**Exercise**
If a line below contains the word "view", count it. Please give the total and nothing else.
• • •
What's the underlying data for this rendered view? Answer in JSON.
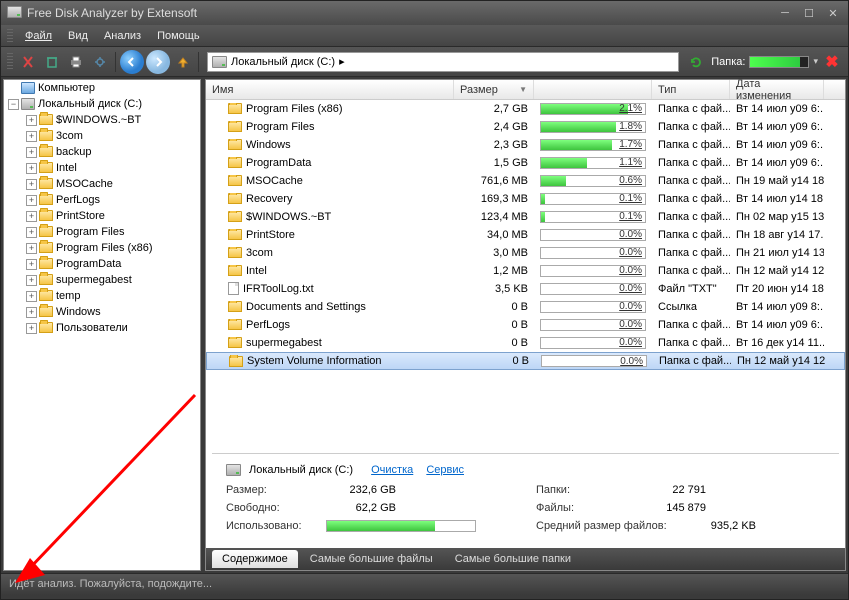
{
  "title": "Free Disk Analyzer by Extensoft",
  "menu": {
    "file": "Файл",
    "view": "Вид",
    "analysis": "Анализ",
    "help": "Помощь"
  },
  "toolbar": {
    "folder_label": "Папка:",
    "progress_pct": 85
  },
  "breadcrumb": {
    "text": "Локальный диск (C:)",
    "arrow": "▸"
  },
  "tree": {
    "root": "Компьютер",
    "drive": "Локальный диск (C:)",
    "items": [
      "$WINDOWS.~BT",
      "3com",
      "backup",
      "Intel",
      "MSOCache",
      "PerfLogs",
      "PrintStore",
      "Program Files",
      "Program Files (x86)",
      "ProgramData",
      "supermegabest",
      "temp",
      "Windows",
      "Пользователи"
    ]
  },
  "columns": {
    "name": "Имя",
    "size": "Размер",
    "type": "Тип",
    "date": "Дата изменения"
  },
  "rows": [
    {
      "name": "Program Files (x86)",
      "size": "2,7 GB",
      "pct": "2.1%",
      "pctv": 2.1,
      "type": "Папка с фай...",
      "date": "Вт 14 июл у09 6:...",
      "icon": "folder"
    },
    {
      "name": "Program Files",
      "size": "2,4 GB",
      "pct": "1.8%",
      "pctv": 1.8,
      "type": "Папка с фай...",
      "date": "Вт 14 июл у09 6:...",
      "icon": "folder"
    },
    {
      "name": "Windows",
      "size": "2,3 GB",
      "pct": "1.7%",
      "pctv": 1.7,
      "type": "Папка с фай...",
      "date": "Вт 14 июл у09 6:...",
      "icon": "folder"
    },
    {
      "name": "ProgramData",
      "size": "1,5 GB",
      "pct": "1.1%",
      "pctv": 1.1,
      "type": "Папка с фай...",
      "date": "Вт 14 июл у09 6:...",
      "icon": "folder"
    },
    {
      "name": "MSOCache",
      "size": "761,6 MB",
      "pct": "0.6%",
      "pctv": 0.6,
      "type": "Папка с фай...",
      "date": "Пн 19 май у14 18...",
      "icon": "folder"
    },
    {
      "name": "Recovery",
      "size": "169,3 MB",
      "pct": "0.1%",
      "pctv": 0.1,
      "type": "Папка с фай...",
      "date": "Вт 14 июл у14 18...",
      "icon": "folder"
    },
    {
      "name": "$WINDOWS.~BT",
      "size": "123,4 MB",
      "pct": "0.1%",
      "pctv": 0.1,
      "type": "Папка с фай...",
      "date": "Пн 02 мар у15 13...",
      "icon": "folder"
    },
    {
      "name": "PrintStore",
      "size": "34,0 MB",
      "pct": "0.0%",
      "pctv": 0,
      "type": "Папка с фай...",
      "date": "Пн 18 авг у14 17...",
      "icon": "folder"
    },
    {
      "name": "3com",
      "size": "3,0 MB",
      "pct": "0.0%",
      "pctv": 0,
      "type": "Папка с фай...",
      "date": "Пн 21 июл у14 13...",
      "icon": "folder"
    },
    {
      "name": "Intel",
      "size": "1,2 MB",
      "pct": "0.0%",
      "pctv": 0,
      "type": "Папка с фай...",
      "date": "Пн 12 май у14 12...",
      "icon": "folder"
    },
    {
      "name": "IFRToolLog.txt",
      "size": "3,5 KB",
      "pct": "0.0%",
      "pctv": 0,
      "type": "Файл \"TXT\"",
      "date": "Пт 20 июн у14 18...",
      "icon": "file"
    },
    {
      "name": "Documents and Settings",
      "size": "0 B",
      "pct": "0.0%",
      "pctv": 0,
      "type": "Ссылка",
      "date": "Вт 14 июл у09 8:...",
      "icon": "folder"
    },
    {
      "name": "PerfLogs",
      "size": "0 B",
      "pct": "0.0%",
      "pctv": 0,
      "type": "Папка с фай...",
      "date": "Вт 14 июл у09 6:...",
      "icon": "folder"
    },
    {
      "name": "supermegabest",
      "size": "0 B",
      "pct": "0.0%",
      "pctv": 0,
      "type": "Папка с фай...",
      "date": "Вт 16 дек у14 11...",
      "icon": "folder"
    },
    {
      "name": "System Volume Information",
      "size": "0 B",
      "pct": "0.0%",
      "pctv": 0,
      "type": "Папка с фай...",
      "date": "Пн 12 май у14 12...",
      "icon": "folder",
      "selected": true
    }
  ],
  "summary": {
    "drive": "Локальный диск (C:)",
    "links": {
      "clean": "Очистка",
      "service": "Сервис"
    },
    "left": {
      "size_label": "Размер:",
      "size_val": "232,6 GB",
      "free_label": "Свободно:",
      "free_val": "62,2 GB",
      "used_label": "Использовано:",
      "used_pct": 73
    },
    "right": {
      "folders_label": "Папки:",
      "folders_val": "22 791",
      "files_label": "Файлы:",
      "files_val": "145 879",
      "avg_label": "Средний размер файлов:",
      "avg_val": "935,2  KB"
    }
  },
  "tabs": {
    "content": "Содержимое",
    "big_files": "Самые большие файлы",
    "big_folders": "Самые большие папки"
  },
  "status": "Идёт анализ. Пожалуйста, подождите..."
}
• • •
**Your solution**
2